Problem statement>
Your answer should hold all lines of the entries that include the word "data".

── Provided material ──

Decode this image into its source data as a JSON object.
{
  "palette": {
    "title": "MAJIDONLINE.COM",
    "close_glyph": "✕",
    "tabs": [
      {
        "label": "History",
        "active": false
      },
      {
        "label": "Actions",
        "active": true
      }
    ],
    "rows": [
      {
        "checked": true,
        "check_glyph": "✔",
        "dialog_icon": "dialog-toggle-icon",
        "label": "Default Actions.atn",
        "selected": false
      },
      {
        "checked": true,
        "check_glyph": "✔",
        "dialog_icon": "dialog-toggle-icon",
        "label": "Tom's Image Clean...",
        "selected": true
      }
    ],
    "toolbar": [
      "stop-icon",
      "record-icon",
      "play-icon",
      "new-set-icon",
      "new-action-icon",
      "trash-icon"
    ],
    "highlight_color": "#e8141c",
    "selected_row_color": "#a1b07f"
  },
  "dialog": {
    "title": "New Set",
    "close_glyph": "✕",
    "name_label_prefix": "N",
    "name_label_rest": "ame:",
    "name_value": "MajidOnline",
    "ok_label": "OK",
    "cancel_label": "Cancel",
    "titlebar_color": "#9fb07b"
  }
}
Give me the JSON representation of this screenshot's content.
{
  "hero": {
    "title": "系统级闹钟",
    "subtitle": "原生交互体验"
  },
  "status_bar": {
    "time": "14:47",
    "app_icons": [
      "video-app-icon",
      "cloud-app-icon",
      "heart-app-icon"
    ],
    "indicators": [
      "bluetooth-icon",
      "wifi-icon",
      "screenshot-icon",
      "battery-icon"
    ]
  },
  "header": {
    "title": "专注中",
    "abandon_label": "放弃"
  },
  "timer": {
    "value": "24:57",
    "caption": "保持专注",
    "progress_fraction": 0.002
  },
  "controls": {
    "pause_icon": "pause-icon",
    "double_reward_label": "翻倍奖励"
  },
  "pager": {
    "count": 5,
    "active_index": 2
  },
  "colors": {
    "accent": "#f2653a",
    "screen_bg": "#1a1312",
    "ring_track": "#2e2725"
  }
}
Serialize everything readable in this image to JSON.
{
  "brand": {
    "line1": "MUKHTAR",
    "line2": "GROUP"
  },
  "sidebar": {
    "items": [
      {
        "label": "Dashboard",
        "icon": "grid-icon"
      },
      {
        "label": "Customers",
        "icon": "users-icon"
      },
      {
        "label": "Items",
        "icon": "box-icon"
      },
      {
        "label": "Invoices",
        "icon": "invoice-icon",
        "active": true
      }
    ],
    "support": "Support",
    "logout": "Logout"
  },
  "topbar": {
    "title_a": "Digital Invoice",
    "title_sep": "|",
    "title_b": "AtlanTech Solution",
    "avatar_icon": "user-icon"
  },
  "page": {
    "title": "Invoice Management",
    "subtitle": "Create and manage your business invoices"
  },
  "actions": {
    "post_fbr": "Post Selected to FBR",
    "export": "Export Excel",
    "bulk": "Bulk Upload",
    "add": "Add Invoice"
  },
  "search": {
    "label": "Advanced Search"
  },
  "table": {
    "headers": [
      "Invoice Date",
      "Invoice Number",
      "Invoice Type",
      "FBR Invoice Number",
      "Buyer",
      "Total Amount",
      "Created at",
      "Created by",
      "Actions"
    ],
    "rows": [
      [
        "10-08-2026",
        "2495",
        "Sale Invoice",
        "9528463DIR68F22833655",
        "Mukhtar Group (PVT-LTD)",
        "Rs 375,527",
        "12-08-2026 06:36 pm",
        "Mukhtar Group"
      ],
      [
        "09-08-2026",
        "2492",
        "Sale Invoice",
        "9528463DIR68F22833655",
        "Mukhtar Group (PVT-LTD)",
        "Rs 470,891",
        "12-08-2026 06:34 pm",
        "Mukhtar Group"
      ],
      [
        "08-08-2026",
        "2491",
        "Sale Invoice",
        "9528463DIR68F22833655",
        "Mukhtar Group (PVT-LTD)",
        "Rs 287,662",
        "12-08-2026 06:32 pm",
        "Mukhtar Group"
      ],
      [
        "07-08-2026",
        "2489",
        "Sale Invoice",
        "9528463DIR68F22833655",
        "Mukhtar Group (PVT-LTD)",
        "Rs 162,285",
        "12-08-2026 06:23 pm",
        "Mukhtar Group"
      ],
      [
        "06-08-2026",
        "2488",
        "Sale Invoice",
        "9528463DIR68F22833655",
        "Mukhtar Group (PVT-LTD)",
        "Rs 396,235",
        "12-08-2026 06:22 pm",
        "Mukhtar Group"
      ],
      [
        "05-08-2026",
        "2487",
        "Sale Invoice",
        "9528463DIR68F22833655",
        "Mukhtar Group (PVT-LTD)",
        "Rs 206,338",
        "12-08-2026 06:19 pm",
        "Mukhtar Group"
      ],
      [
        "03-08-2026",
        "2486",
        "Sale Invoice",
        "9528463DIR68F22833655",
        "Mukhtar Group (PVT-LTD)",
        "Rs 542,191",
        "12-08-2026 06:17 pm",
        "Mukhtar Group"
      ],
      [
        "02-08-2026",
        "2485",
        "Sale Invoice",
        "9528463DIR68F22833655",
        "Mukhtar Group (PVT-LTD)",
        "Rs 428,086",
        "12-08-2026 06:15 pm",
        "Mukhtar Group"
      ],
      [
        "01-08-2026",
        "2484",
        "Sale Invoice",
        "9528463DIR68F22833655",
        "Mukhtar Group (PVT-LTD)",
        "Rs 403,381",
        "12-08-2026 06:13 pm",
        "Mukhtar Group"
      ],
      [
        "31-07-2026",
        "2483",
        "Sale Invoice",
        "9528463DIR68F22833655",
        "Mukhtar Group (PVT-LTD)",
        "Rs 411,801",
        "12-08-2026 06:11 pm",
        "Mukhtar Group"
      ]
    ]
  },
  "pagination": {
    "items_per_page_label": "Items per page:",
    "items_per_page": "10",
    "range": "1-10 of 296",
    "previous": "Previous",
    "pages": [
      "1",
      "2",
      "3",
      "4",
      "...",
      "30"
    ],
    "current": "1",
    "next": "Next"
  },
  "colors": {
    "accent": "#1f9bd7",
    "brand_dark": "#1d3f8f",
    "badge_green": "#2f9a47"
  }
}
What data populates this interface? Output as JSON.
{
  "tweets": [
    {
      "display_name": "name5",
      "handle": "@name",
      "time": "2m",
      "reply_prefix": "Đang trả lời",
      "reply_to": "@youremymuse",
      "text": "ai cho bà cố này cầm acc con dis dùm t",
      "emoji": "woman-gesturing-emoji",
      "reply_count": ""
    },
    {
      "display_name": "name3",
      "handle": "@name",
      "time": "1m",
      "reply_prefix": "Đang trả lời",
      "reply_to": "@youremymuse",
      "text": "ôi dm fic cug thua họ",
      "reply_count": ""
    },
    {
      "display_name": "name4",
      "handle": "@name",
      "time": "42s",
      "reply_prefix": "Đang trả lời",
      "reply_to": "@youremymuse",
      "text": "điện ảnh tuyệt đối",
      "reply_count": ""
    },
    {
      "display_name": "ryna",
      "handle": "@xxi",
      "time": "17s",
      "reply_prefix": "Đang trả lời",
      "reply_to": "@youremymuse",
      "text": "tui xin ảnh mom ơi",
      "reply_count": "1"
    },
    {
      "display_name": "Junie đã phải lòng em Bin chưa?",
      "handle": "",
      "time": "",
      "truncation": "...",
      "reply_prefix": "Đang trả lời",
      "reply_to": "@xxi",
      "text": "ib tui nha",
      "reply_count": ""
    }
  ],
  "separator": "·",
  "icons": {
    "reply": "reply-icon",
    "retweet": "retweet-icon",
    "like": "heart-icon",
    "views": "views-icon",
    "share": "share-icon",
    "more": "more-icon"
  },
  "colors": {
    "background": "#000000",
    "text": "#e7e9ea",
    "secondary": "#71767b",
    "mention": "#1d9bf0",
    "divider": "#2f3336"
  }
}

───

Solution for this problem>
Decode this image into its source data as a JSON object.
What data populates this interface? Output as JSON.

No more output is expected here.